» YOUR ASSIGNMENT
Search the listing for "icon" and copy every line where it appears.

» DATA SHOWN
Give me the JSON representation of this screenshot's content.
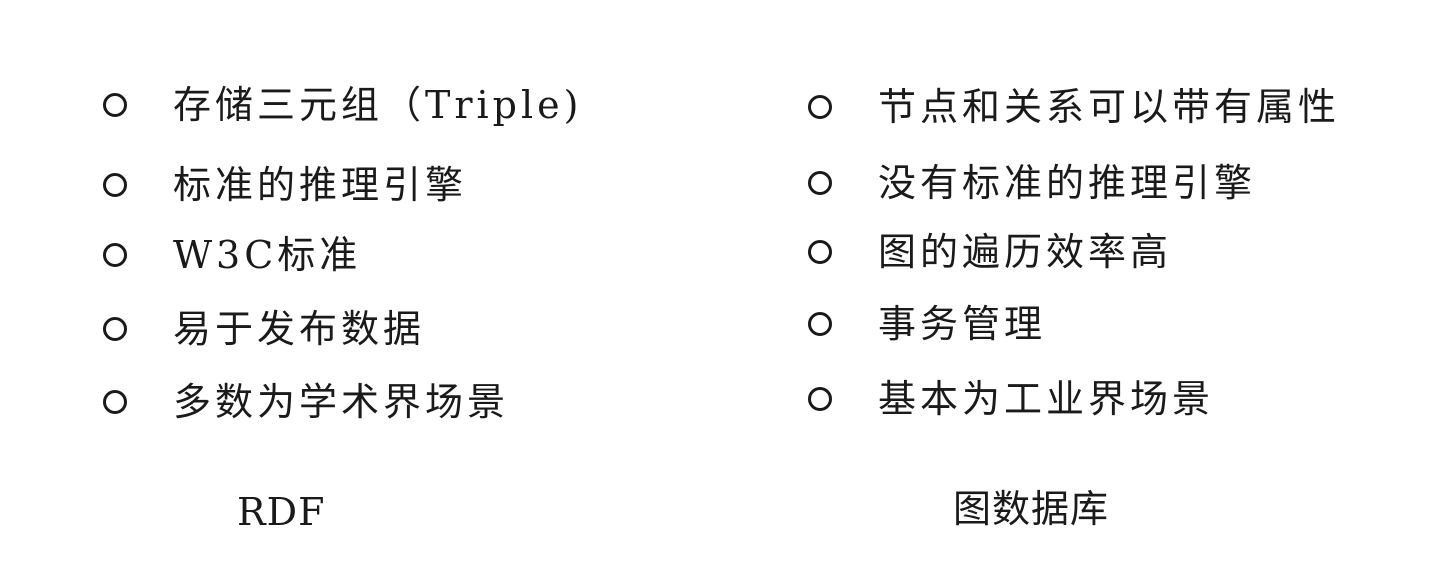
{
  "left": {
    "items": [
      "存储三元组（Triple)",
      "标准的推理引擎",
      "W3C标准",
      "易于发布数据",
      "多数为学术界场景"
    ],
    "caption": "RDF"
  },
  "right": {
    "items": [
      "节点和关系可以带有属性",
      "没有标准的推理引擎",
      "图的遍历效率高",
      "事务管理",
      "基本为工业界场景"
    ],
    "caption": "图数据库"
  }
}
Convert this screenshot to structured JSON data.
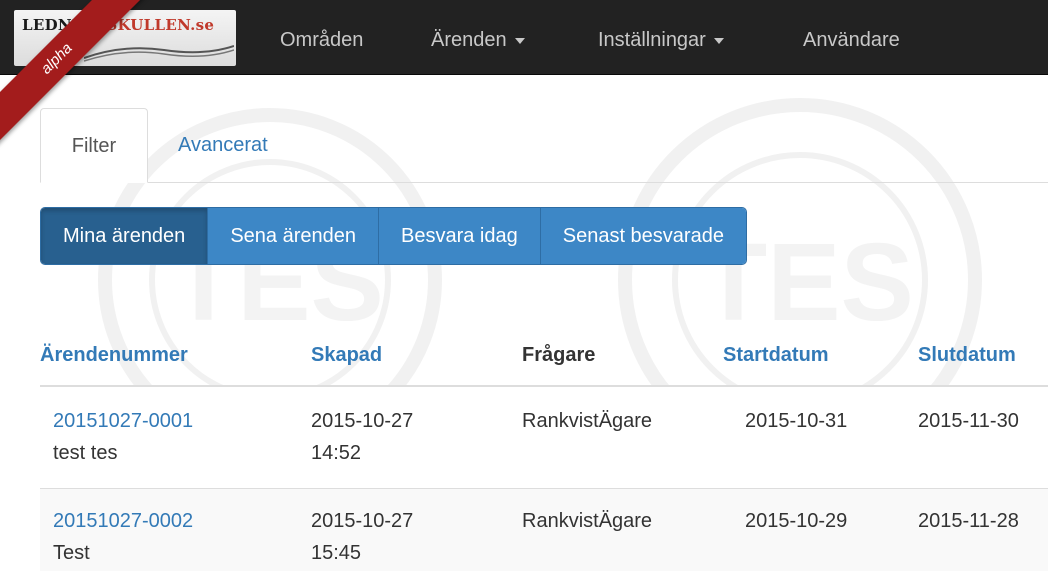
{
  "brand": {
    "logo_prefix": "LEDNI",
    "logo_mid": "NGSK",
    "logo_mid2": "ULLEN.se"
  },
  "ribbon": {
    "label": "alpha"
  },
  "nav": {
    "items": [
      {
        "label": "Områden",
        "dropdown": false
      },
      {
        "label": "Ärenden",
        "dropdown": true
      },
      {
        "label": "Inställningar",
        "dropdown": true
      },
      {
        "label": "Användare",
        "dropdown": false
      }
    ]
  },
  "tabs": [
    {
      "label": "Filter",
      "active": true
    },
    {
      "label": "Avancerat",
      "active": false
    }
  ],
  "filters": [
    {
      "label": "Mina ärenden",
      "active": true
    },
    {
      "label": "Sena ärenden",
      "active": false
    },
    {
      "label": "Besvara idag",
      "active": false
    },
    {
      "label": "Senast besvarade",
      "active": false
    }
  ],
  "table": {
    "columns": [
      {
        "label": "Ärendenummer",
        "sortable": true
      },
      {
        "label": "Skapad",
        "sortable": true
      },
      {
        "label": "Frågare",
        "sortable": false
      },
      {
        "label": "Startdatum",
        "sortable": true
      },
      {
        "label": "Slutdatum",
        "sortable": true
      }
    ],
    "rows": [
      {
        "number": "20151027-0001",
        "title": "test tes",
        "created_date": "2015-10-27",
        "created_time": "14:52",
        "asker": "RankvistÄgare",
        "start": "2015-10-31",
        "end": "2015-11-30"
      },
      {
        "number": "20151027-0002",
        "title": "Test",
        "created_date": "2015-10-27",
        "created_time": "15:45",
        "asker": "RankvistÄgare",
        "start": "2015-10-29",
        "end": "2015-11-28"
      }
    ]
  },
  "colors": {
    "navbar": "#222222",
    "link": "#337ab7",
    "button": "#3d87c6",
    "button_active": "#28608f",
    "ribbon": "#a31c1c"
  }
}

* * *

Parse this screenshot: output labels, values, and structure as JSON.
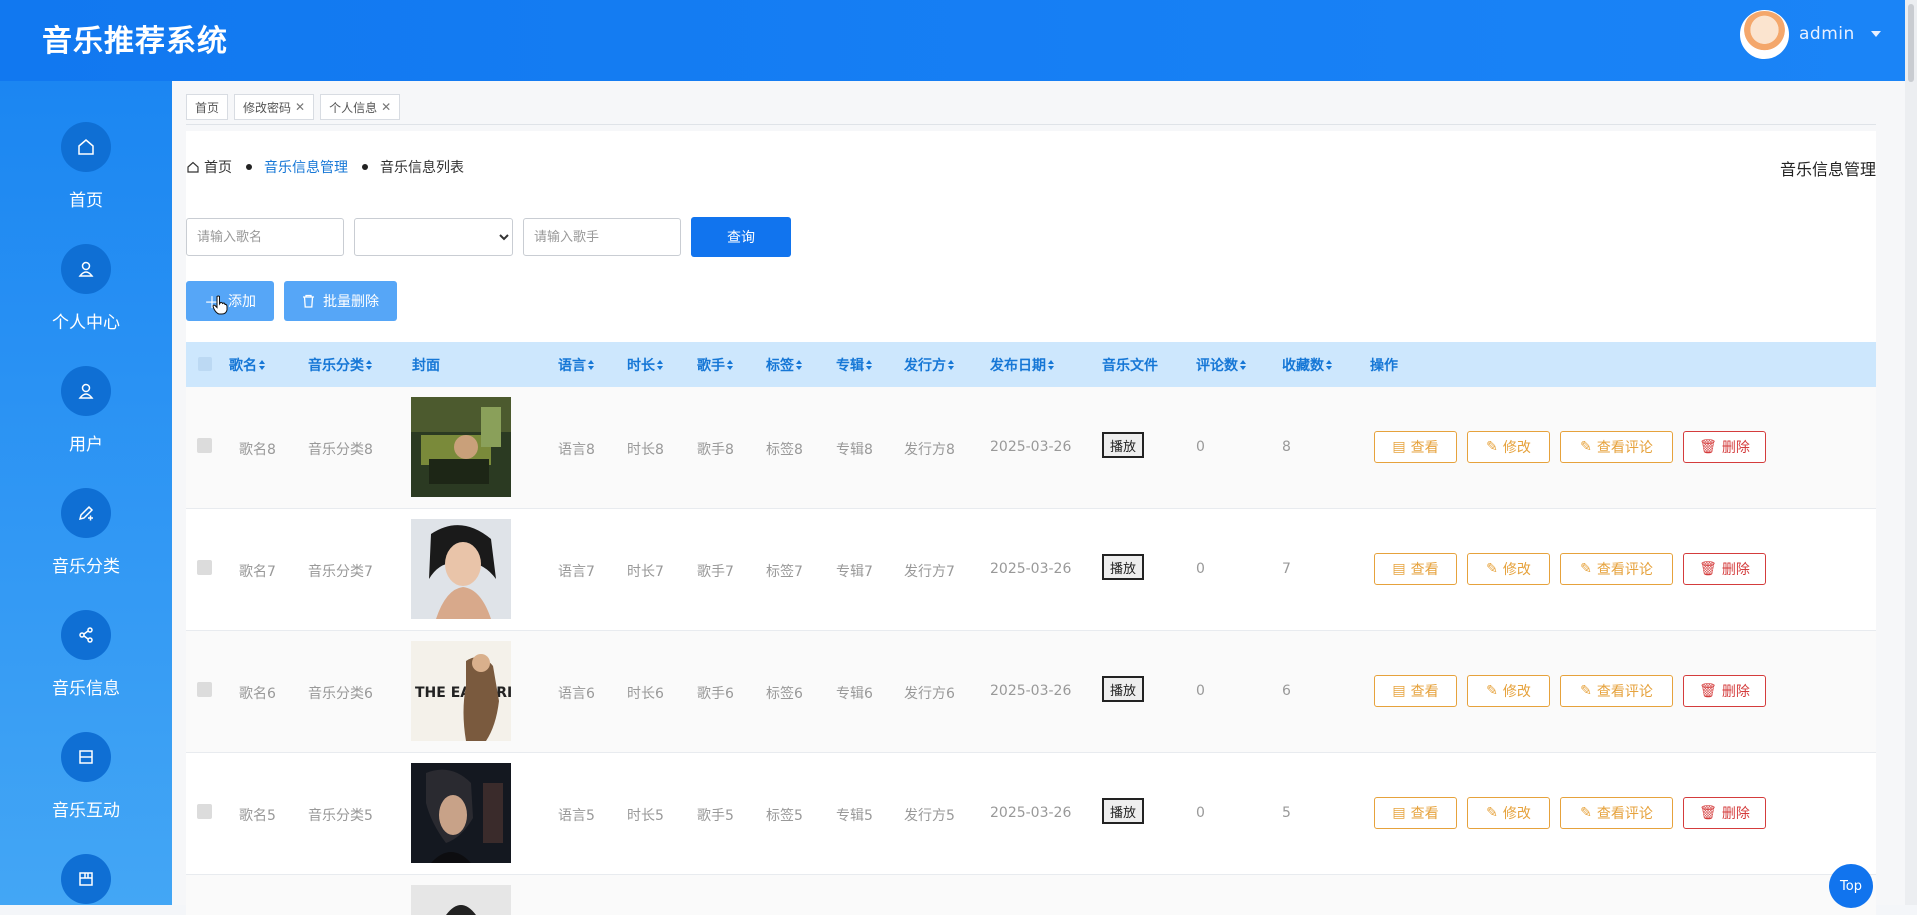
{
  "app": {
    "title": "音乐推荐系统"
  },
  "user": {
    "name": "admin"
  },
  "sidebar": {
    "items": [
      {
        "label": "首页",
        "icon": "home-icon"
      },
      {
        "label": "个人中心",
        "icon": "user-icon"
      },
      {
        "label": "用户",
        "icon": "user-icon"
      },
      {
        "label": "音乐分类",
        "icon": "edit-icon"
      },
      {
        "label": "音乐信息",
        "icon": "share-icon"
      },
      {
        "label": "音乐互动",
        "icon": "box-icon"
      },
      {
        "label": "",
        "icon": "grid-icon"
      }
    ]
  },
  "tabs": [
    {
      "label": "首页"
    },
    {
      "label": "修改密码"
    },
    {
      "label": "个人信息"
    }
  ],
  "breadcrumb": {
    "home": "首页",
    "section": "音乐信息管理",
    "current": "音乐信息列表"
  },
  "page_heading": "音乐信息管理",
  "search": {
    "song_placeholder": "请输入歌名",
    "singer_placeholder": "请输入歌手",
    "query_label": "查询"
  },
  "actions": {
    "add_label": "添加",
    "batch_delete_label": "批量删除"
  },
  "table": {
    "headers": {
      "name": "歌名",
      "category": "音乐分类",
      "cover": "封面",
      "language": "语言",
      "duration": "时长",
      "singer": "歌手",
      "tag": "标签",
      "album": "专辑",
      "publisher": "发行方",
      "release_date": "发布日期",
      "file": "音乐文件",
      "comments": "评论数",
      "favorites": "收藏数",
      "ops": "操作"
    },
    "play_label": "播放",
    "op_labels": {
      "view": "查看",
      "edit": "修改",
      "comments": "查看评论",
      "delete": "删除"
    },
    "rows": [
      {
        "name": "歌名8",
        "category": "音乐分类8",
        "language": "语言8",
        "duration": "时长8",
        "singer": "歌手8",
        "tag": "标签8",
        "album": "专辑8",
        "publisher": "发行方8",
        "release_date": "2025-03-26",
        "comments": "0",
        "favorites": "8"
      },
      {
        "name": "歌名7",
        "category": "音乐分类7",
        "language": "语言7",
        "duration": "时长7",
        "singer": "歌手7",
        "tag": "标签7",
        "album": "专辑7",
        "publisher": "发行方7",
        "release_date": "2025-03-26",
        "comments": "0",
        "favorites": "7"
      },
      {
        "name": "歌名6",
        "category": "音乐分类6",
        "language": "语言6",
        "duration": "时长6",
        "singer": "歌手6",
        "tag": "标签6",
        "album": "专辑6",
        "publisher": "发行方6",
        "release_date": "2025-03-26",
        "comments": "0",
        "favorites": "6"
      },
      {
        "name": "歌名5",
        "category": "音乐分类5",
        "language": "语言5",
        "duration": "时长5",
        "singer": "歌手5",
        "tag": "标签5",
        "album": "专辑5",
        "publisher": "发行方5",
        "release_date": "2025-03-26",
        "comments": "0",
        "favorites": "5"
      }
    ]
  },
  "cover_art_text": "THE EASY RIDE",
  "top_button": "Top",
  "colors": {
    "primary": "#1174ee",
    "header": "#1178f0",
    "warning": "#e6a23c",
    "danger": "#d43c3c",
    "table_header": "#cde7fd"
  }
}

» EXERCISE RESULT
        "icon": "home-icon"
        "icon": "user-icon"
        "icon": "user-icon"
        "icon": "edit-icon"
        "icon": "share-icon"
        "icon": "box-icon"
        "icon": "grid-icon"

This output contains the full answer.